▸ Required work
Using the material that follows, work out how many lines include the word "Фильтр". Your answer should be that number only.

=-=-=-=-=

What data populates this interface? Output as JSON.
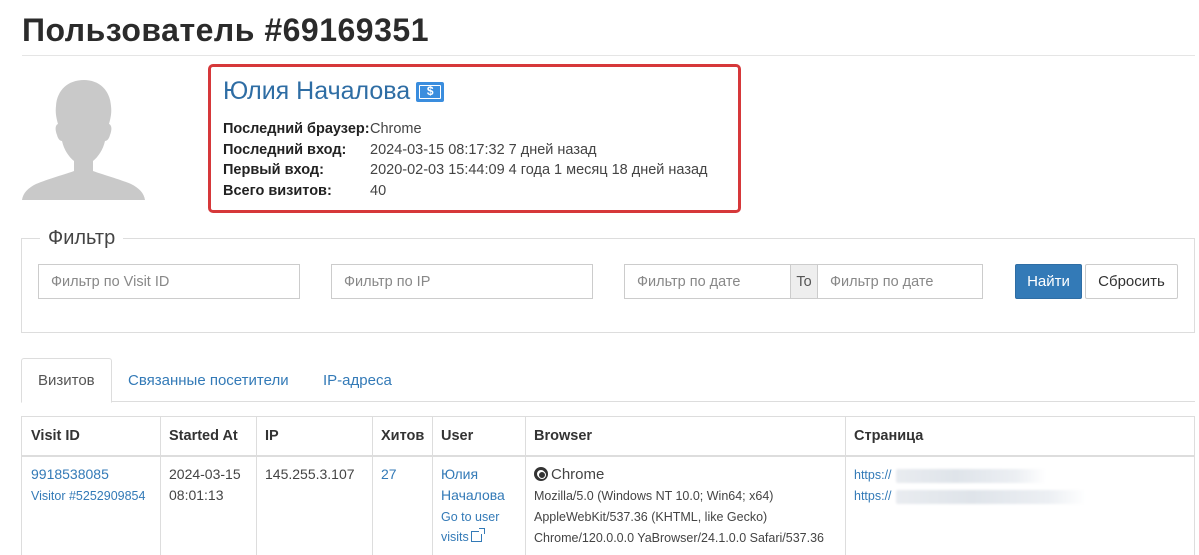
{
  "page": {
    "title": "Пользователь #69169351"
  },
  "profile": {
    "name": "Юлия Началова",
    "badge_icon": "money-icon",
    "accent_color": "#d6383a",
    "rows": [
      {
        "label": "Последний браузер:",
        "value": "Chrome"
      },
      {
        "label": "Последний вход:",
        "value": "2024-03-15 08:17:32 7 дней назад"
      },
      {
        "label": "Первый вход:",
        "value": "2020-02-03 15:44:09 4 года 1 месяц 18 дней назад"
      },
      {
        "label": "Всего визитов:",
        "value": "40"
      }
    ]
  },
  "filter": {
    "legend": "Фильтр",
    "visit_id_placeholder": "Фильтр по Visit ID",
    "ip_placeholder": "Фильтр по IP",
    "date_from_placeholder": "Фильтр по дате",
    "to_label": "To",
    "date_to_placeholder": "Фильтр по дате",
    "find_label": "Найти",
    "reset_label": "Сбросить"
  },
  "tabs": [
    {
      "label": "Визитов",
      "active": true
    },
    {
      "label": "Связанные посетители",
      "active": false
    },
    {
      "label": "IP-адреса",
      "active": false
    }
  ],
  "table": {
    "headers": [
      "Visit ID",
      "Started At",
      "IP",
      "Хитов",
      "User",
      "Browser",
      "Страница"
    ],
    "rows": [
      {
        "visit_id": "9918538085",
        "visitor": "Visitor #5252909854",
        "started_date": "2024-03-15",
        "started_time": "08:01:13",
        "ip": "145.255.3.107",
        "hits": "27",
        "user_first": "Юлия",
        "user_last": "Началова",
        "user_link_1": "Go to user",
        "user_link_2": "visits",
        "browser_name": "Chrome",
        "ua_1": "Mozilla/5.0 (Windows NT 10.0; Win64; x64)",
        "ua_2": "AppleWebKit/537.36 (KHTML, like Gecko)",
        "ua_3": "Chrome/120.0.0.0 YaBrowser/24.1.0.0 Safari/537.36",
        "page_1": "https://",
        "page_2": "https://"
      }
    ]
  }
}
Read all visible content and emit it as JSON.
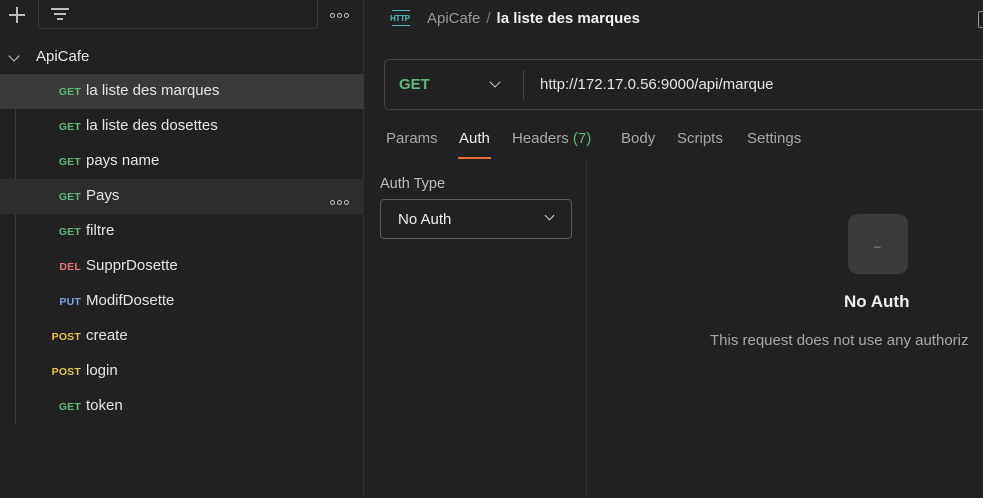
{
  "sidebar": {
    "collection": {
      "name": "ApiCafe"
    },
    "requests": [
      {
        "method": "GET",
        "name": "la liste des marques"
      },
      {
        "method": "GET",
        "name": "la liste des dosettes"
      },
      {
        "method": "GET",
        "name": "pays name"
      },
      {
        "method": "GET",
        "name": "Pays"
      },
      {
        "method": "GET",
        "name": "filtre"
      },
      {
        "method": "DEL",
        "name": "SupprDosette"
      },
      {
        "method": "PUT",
        "name": "ModifDosette"
      },
      {
        "method": "POST",
        "name": "create"
      },
      {
        "method": "POST",
        "name": "login"
      },
      {
        "method": "GET",
        "name": "token"
      }
    ]
  },
  "header": {
    "icon": "http-icon",
    "breadcrumb_collection": "ApiCafe",
    "breadcrumb_separator": "/",
    "breadcrumb_request": "la liste des marques"
  },
  "request": {
    "method": "GET",
    "url": "http://172.17.0.56:9000/api/marque"
  },
  "tabs": {
    "params": "Params",
    "auth": "Auth",
    "headers": "Headers",
    "headers_count": "(7)",
    "body": "Body",
    "scripts": "Scripts",
    "settings": "Settings",
    "active": "Auth"
  },
  "auth": {
    "type_label": "Auth Type",
    "selected": "No Auth",
    "empty_icon_glyph": "–",
    "empty_title": "No Auth",
    "empty_description": "This request does not use any authoriz"
  },
  "colors": {
    "get": "#5fb87a",
    "del": "#e07a7a",
    "put": "#7aa3e8",
    "post": "#e8c24a",
    "accent": "#e8703a"
  }
}
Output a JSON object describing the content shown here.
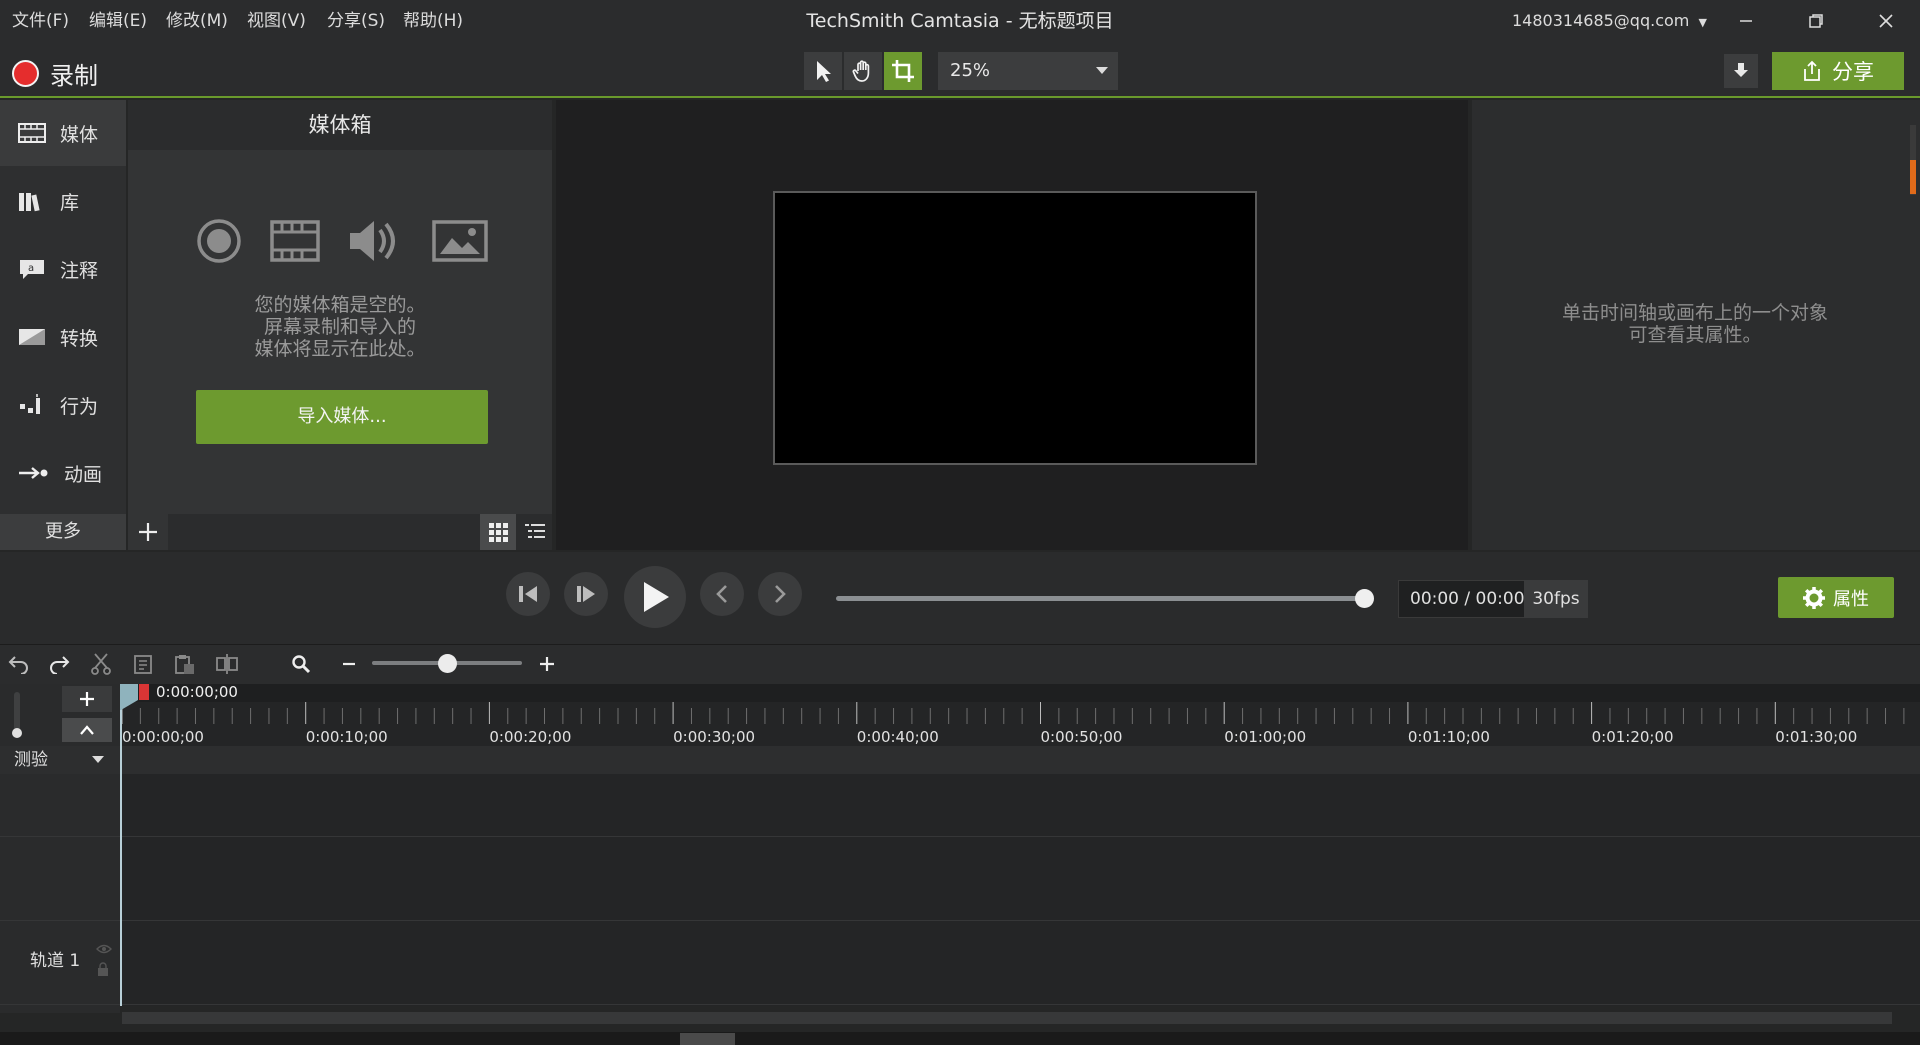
{
  "window": {
    "title": "TechSmith Camtasia - 无标题项目",
    "account": "1480314685@qq.com"
  },
  "menu": [
    "文件(F)",
    "编辑(E)",
    "修改(M)",
    "视图(V)",
    "分享(S)",
    "帮助(H)"
  ],
  "toolbar": {
    "record_label": "录制",
    "zoom_value": "25%",
    "share_label": "分享"
  },
  "sidebar": {
    "items": [
      {
        "label": "媒体",
        "icon": "film-icon"
      },
      {
        "label": "库",
        "icon": "library-icon"
      },
      {
        "label": "注释",
        "icon": "annotation-icon"
      },
      {
        "label": "转换",
        "icon": "transition-icon"
      },
      {
        "label": "行为",
        "icon": "behavior-icon"
      },
      {
        "label": "动画",
        "icon": "animation-icon"
      }
    ],
    "more_label": "更多"
  },
  "media_bin": {
    "header": "媒体箱",
    "empty_lines": [
      "您的媒体箱是空的。",
      "屏幕录制和导入的",
      "媒体将显示在此处。"
    ],
    "import_label": "导入媒体..."
  },
  "properties_panel": {
    "hint_lines": [
      "单击时间轴或画布上的一个对象",
      "可查看其属性。"
    ]
  },
  "playback": {
    "timecode": "00:00 / 00:00",
    "fps": "30fps",
    "properties_label": "属性",
    "scrub_position": 1.0
  },
  "timeline": {
    "playhead_time": "0:00:00;00",
    "ticks": [
      "0:00:00;00",
      "0:00:10;00",
      "0:00:20;00",
      "0:00:30;00",
      "0:00:40;00",
      "0:00:50;00",
      "0:01:00;00",
      "0:01:10;00",
      "0:01:20;00",
      "0:01:30;00"
    ],
    "group_label": "测验",
    "track_label": "轨道 1"
  },
  "colors": {
    "accent_green": "#6d9a2f",
    "record_red": "#e52d2d",
    "scrollbar_orange": "#e06a1a"
  }
}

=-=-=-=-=

▸ Answer
5